• _Work item_:
Line by line, copy out the data below exactly.

• _Information supplied_:
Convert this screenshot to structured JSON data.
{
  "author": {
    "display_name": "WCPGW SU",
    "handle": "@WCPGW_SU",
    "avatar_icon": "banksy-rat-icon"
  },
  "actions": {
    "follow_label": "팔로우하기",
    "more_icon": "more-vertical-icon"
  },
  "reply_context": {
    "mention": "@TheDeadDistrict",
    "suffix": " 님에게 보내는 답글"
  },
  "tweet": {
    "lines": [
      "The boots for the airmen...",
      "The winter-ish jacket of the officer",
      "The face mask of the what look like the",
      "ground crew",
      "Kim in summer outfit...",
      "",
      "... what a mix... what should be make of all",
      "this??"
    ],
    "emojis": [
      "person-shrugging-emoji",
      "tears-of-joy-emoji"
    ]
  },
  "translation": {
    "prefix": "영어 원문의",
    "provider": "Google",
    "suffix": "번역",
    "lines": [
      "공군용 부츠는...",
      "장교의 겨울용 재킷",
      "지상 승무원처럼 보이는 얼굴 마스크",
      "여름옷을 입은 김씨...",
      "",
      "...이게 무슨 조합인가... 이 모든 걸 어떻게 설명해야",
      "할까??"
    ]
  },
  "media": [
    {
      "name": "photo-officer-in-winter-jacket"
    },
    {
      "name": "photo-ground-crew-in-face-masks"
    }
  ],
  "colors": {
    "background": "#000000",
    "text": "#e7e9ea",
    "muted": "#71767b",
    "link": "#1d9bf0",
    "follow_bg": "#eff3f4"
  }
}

• _Exercise answer_:
Convert this screenshot to structured JSON data.
{
  "author": {
    "display_name": "WCPGW SU",
    "handle": "@WCPGW_SU",
    "avatar_icon": "banksy-rat-icon"
  },
  "actions": {
    "follow_label": "팔로우하기",
    "more_icon": "more-vertical-icon"
  },
  "reply_context": {
    "mention": "@TheDeadDistrict",
    "suffix": " 님에게 보내는 답글"
  },
  "tweet": {
    "lines": [
      "The boots for the airmen...",
      "The winter-ish jacket of the officer",
      "The face mask of the what look like the",
      "ground crew",
      "Kim in summer outfit...",
      "",
      "... what a mix... what should be make of all",
      "this??"
    ],
    "emojis": [
      "person-shrugging-emoji",
      "tears-of-joy-emoji"
    ]
  },
  "translation": {
    "prefix": "영어 원문의",
    "provider": "Google",
    "suffix": "번역",
    "lines": [
      "공군용 부츠는...",
      "장교의 겨울용 재킷",
      "지상 승무원처럼 보이는 얼굴 마스크",
      "여름옷을 입은 김씨...",
      "",
      "...이게 무슨 조합인가... 이 모든 걸 어떻게 설명해야",
      "할까??"
    ]
  },
  "media": [
    {
      "name": "photo-officer-in-winter-jacket"
    },
    {
      "name": "photo-ground-crew-in-face-masks"
    }
  ],
  "colors": {
    "background": "#000000",
    "text": "#e7e9ea",
    "muted": "#71767b",
    "link": "#1d9bf0",
    "follow_bg": "#eff3f4"
  }
}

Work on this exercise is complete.